On Facebook, people like America’s Manpreet Singh are posting pictures with the promise to go back to Sikhism. “Bhai Taru Singh stood for the principle of what is right, it did not matter whether the girl he was saving belonged to a different faith. We sometimes forget that. As Sikhs we must remember that ‘higher than Truth is Truthful Living’, and Bhai Taru Singh did that in his own way,” says Toronto’s Inni Kaur, who organised the screening locally. At one of the shows, she was taken aback when a 15-year-old Sikh boy at the end of the film said, “Degh, Tegh, Fateh” (the Sikh anthem) and the audience replied, “Panth ki jeet”.
But one of the biggest challenges for Vismaad is marketing. The studio has been following a unique private screening model as movie distributors are not interested in purely religious movies. “For them, commercial interests are more important,” says Singh. So, they hire cinema screens at a location for a pre-decided number of screenings and it is advertised in the local community. Ticket sales are handled independent of cinema box-offices, through direct sales at community events and the online movie website. Another very important marketing activity includes conducting free movie shows in all leading gurdwaras and doing roadshows at major community events like ‘American Punjabi Mela of Yuba City’, ‘Tiaa’n da Mela (ladies’ fair), Toronto, and kabbadi tournaments in California, British Columbia and Toronto.
“We work with limited budgets and most of the effort is voluntary. Advertisement is of prime concern, so we ask members of the congregation to participate by helping us in campaigns via flyers, handouts, phone calls, mass email advertising,” says Saluja Singh, who organises the screening. “Initially, we relied on internet marketing by emailing our close friends who further used their contacts to spread the word. Eventually an email viral happened and hits started increasing on the movie website,” recalls Sukhwinder Singh, who set up his firm at a time when there was no animation studio in north India. The plots of all the movies were published in online Sikh magazines. These brought many new visitors to the website. Discussions were initiated on all major blogs and discussion boards specific to Sikh matters.

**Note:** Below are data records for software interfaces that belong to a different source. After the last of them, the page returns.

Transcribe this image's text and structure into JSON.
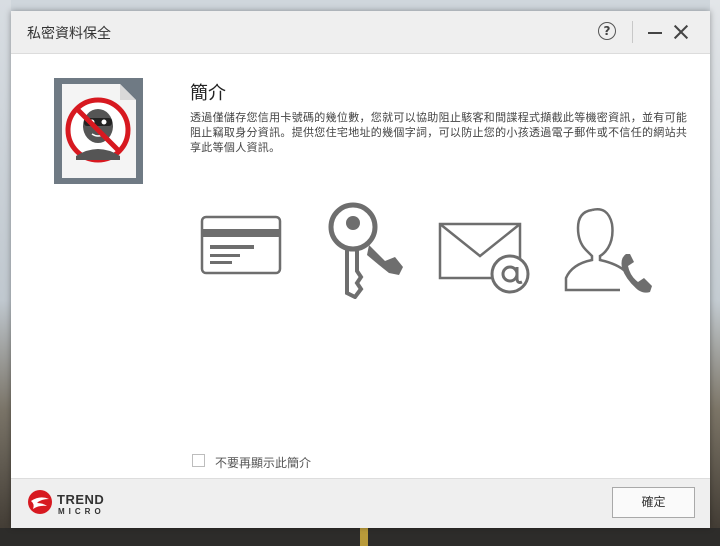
{
  "window": {
    "title": "私密資料保全",
    "help_label": "?"
  },
  "intro": {
    "heading": "簡介",
    "description": "透過僅儲存您信用卡號碼的幾位數，您就可以協助阻止駭客和間諜程式擷截此等機密資訊，並有可能阻止竊取身分資訊。提供您住宅地址的幾個字詞，可以防止您的小孩透過電子郵件或不信任的網站共享此等個人資訊。"
  },
  "features": {
    "icons": [
      "credit-card-icon",
      "key-icon",
      "email-icon",
      "contact-phone-icon"
    ]
  },
  "footer": {
    "dont_show_label": "不要再顯示此簡介",
    "brand_line1": "TREND",
    "brand_line2": "MICRO",
    "ok_label": "確定"
  },
  "colors": {
    "accent_red": "#d71920",
    "icon_gray": "#6e6e6e"
  }
}
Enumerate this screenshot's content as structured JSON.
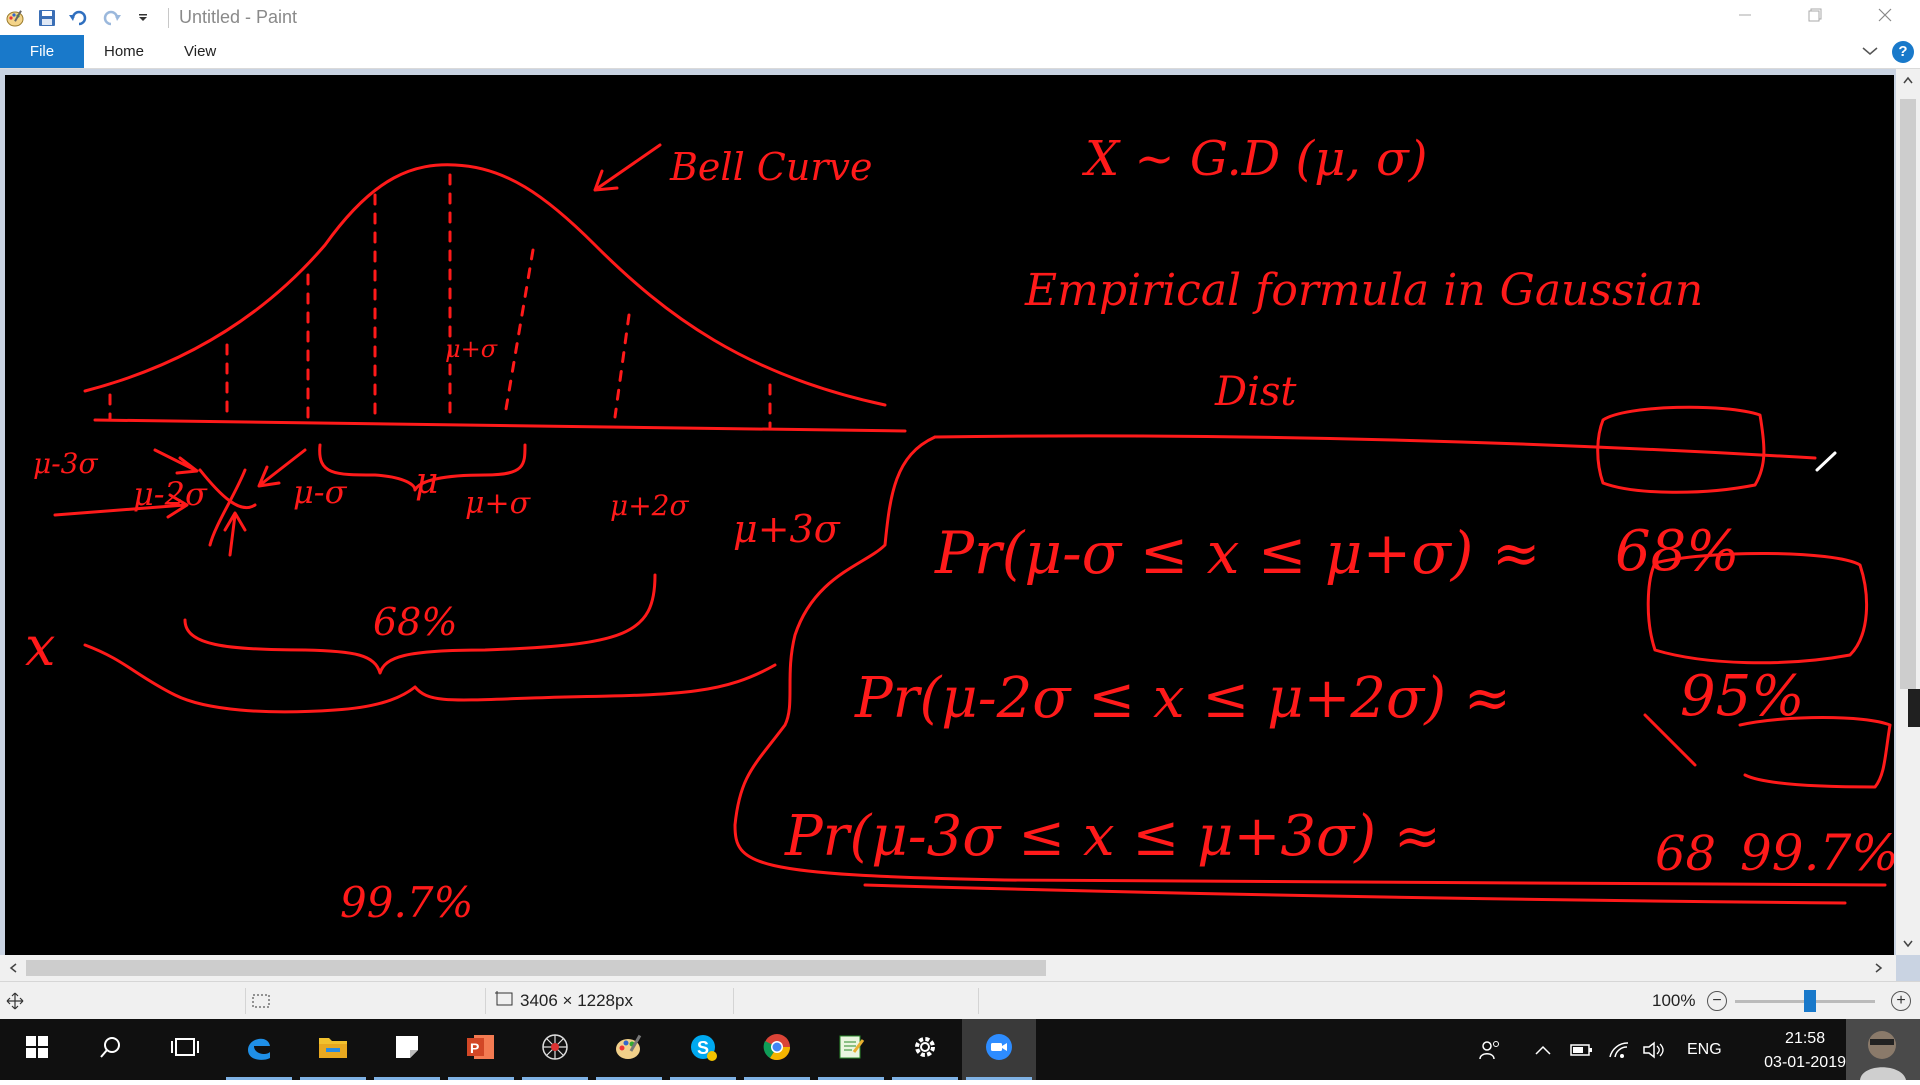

In fact, in the 2005 screening of Vismaad’s first film Sahibzadey at the Spinning Wheel Film Festival of Toronto, Singh was asked why he made a film on Guru Gobind Singh’s sons. Singh invited six-year-old Anoop Kaur, a Canadian national to the stage who recited one of the movie dialogues in chaste Punjabi. “I was told that she had memorised very single dialogue and song from the movie,” recalls Sukhwinder Singh. The reactions to his latest offering Bhai Taru Singh Ji, are even more flattering. Volunteer Geeta Kaur swears that she didn’t see a single dry eye in the theatre after the show — “In the scene where the Mughal officer comes for Bhai Taru Singh, his mother cordially greets the officer and says, ‘This is the house of Nanak. Everyone is welcome here with warm hospitality. Please eat and rest first, then you can take him.’ It is scenes like these that are touching the hearts of Sikhs and making a difference, ” Kaur says poignantly.